Its imported electricity mainly comes from South Africa’s Eskom, the dysfunctional state utility responsible for the periodic black-outs and ‘brown-outs’ in its home country.
“They will actually switch off the power in South Africa and sell it to Botswana because they know they’ll get paid,” says Cloonan, recognising the irony of the situation.
Bridging the energy supply gap
Even if Eskom is proving a (reasonably) reliable supplier, Botswana is focused on becoming self-sufficient by bridging the operating capacity of 459MW and average demand of 610MW.
It wants to do this in a clean and efficient way, which means eschewing coal and diesel-fired plants in favour of the type being developed at Lesedi.
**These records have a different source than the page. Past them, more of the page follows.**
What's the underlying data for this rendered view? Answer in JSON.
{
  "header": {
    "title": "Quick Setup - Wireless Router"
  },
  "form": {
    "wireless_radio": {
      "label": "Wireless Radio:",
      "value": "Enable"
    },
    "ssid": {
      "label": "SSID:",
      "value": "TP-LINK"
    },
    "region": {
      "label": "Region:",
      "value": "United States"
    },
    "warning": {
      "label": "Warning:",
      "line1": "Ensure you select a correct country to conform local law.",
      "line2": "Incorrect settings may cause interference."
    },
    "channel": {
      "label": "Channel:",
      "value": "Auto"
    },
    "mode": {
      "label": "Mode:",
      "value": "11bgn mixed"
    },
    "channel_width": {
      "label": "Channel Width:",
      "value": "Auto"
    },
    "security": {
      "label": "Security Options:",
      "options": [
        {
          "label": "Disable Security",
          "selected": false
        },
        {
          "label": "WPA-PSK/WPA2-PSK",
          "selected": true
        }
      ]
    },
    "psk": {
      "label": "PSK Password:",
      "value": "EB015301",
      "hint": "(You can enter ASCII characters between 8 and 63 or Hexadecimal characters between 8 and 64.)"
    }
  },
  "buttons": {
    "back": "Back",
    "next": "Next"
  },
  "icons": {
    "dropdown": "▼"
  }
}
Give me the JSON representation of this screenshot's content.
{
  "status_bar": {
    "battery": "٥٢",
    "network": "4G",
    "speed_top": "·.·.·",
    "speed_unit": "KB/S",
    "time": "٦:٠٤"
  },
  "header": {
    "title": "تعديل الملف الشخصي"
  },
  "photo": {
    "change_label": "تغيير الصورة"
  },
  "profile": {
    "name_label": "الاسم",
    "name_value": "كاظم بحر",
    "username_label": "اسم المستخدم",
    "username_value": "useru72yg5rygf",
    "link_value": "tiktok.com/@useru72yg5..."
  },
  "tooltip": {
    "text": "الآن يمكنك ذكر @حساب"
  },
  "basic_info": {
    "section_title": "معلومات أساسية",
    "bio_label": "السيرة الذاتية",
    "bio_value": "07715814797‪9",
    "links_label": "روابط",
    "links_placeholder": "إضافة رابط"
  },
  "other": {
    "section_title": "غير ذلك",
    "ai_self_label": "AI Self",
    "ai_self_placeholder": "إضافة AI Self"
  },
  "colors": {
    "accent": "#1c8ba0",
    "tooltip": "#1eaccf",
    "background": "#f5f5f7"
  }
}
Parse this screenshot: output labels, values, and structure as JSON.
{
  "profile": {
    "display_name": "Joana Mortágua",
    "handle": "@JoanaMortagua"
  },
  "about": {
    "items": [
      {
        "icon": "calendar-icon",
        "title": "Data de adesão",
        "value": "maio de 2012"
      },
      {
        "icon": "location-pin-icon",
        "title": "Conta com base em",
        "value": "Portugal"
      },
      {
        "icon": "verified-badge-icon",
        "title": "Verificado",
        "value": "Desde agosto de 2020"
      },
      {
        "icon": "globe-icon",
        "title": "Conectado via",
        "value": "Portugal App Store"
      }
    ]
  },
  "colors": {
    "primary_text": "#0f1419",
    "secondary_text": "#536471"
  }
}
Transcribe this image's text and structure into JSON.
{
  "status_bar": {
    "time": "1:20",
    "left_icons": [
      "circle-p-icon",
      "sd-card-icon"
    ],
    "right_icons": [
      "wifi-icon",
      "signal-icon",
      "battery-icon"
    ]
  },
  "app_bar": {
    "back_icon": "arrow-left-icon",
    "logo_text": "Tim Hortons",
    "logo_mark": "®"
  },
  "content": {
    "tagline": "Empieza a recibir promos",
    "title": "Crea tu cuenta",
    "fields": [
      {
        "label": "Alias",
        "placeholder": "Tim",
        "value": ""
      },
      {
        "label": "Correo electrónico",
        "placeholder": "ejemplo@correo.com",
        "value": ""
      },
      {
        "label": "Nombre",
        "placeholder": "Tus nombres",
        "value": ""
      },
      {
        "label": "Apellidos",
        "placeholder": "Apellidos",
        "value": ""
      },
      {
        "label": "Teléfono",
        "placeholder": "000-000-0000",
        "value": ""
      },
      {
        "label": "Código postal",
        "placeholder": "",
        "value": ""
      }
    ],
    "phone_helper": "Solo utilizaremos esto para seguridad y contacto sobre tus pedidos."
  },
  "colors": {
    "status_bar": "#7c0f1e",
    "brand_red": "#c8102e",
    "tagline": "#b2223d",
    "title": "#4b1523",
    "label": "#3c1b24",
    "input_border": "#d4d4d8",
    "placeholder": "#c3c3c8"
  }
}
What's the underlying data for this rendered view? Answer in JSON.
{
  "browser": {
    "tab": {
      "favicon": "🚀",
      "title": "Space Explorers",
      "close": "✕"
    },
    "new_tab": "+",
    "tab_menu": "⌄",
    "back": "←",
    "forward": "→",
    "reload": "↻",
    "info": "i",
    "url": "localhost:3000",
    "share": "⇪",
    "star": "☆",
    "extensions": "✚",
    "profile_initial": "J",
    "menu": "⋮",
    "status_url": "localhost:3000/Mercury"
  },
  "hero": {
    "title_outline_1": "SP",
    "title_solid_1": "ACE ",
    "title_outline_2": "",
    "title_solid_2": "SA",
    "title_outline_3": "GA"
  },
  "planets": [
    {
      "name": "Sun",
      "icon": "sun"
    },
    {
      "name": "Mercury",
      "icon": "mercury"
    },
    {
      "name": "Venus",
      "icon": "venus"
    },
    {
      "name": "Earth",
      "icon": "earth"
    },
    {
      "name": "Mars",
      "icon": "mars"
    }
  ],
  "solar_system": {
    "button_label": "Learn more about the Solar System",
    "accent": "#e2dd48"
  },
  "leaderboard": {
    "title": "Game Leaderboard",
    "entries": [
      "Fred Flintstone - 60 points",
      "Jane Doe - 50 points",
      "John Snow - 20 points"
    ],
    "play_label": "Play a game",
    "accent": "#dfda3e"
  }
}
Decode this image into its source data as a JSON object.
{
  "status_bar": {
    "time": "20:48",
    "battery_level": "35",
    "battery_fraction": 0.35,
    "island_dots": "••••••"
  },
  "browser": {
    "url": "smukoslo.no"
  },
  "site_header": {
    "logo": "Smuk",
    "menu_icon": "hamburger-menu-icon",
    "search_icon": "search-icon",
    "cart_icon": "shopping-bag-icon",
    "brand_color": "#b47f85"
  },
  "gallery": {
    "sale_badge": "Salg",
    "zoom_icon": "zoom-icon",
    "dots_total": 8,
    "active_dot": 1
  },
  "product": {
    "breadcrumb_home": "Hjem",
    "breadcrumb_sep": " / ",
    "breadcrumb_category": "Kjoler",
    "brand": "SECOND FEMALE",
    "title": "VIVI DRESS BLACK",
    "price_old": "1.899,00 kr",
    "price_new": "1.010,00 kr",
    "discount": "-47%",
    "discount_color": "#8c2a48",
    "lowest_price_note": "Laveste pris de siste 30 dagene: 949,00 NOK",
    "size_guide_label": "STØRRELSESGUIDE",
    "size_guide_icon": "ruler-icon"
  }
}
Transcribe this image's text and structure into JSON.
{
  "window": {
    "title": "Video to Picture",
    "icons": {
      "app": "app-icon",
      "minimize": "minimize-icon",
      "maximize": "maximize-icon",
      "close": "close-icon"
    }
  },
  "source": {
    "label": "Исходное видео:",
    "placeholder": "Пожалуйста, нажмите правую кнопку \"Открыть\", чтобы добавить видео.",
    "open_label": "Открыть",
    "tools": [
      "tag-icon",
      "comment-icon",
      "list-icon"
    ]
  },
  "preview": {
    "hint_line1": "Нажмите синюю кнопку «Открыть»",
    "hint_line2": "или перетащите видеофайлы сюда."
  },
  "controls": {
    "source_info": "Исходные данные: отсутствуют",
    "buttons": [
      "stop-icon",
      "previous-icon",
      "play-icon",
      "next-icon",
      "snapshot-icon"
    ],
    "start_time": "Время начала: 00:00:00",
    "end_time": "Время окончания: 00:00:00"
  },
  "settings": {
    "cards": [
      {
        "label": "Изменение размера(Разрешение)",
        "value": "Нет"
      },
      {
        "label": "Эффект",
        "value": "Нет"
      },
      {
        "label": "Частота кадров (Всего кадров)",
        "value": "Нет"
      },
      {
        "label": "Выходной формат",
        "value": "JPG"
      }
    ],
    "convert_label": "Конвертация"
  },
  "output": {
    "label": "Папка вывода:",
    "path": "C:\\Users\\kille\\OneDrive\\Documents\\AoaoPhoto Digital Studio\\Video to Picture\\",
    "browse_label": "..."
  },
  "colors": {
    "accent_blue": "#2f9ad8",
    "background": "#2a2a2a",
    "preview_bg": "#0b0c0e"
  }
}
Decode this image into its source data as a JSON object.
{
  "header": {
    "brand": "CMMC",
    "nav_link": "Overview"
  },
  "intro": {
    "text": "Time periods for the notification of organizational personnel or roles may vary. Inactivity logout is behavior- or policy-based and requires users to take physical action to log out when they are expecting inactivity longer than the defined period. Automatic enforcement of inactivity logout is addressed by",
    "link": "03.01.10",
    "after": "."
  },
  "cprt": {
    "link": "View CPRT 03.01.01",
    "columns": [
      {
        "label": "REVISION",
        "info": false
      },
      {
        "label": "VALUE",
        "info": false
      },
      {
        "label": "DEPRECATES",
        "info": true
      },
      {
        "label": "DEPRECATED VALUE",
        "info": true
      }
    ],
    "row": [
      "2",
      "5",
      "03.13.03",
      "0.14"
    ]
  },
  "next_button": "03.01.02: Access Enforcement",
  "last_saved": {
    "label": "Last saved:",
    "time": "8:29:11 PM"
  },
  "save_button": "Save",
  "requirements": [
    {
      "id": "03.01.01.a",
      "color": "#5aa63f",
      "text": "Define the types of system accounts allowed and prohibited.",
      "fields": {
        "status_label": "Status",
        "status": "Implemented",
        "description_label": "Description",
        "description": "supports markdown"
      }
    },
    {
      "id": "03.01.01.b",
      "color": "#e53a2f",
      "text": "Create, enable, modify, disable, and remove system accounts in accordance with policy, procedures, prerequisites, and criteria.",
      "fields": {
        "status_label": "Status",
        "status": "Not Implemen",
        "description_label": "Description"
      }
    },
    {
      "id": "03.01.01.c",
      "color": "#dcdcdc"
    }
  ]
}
In fact, Tlou is aiming to be carbon neutral eventually and has plans for a hybrid gas and solar power solution.
It is also working with a company called Engas on potential hydrogen production and fuel cell opportunities.
Looking ahead, Cloonan ‘ideally’ expects negotiations for the first US$10mln tranche of the financing to be concluded this quarter.
The would-be lenders haven’t been named, but the Tlou CFO confirms he and the team are talking to a Botswana-based group.
“It’s a relatively straightforward process, and we don’t expect any red flags on that,” says Cloonan of the initial funding round.
The group is then expected to move quickly to lock down a further US$20mln commitment to take Lesedi’s output from 2MW to 10MW.
Life in this regard will be made easier once the group has a definitive 10MW power purchase agreement (PPA) in place with the Botswana government.
The company has spoken to other potential providers of project finance outside Botswana as well as the local group.
Talks are well advanced
Talks with two, in particular, are “well advanced”, says Cloonan. “I personally would prefer to go with the Botswana group as they are more socially invested as well as financially involved,” he adds.
Tlou has started small and is building cautiously, but there is significant ‘upside potential’.
It can build out to 25MW with the planned power line infrastructure, Cloonan says.
At the same time, the method of extracting the coal bed methane has been trialled and proven; the costs of drilling and extraction will come down as the company acquires its own rigs.
While Lesedi is host to current production, the nearby Mamba and Boomslang projects provide significant expansion opportunities.
And remember, the 9,400 square-kilometres land holding the company has under licence provides the optionality to supplement gas with solar energy.
Plenty of news flow expected
The news flow is likely to come thick and fast. Indeed, it started with the appointment of a contractor to build the power transmission line. Also expected are the phase-one financing agreement and the PPA.
Once construction is underway, we’ll see the modular power generation units shipped, installed and commissioned ahead of the sale of the first power from Lesedi.
“I think the market is missing that once we appoint [transmission line and substation] contractors, the clock starts ticking to Lesedi becoming a reality,” says Cloonan.
So, after some delays, these are exciting times for Tlou.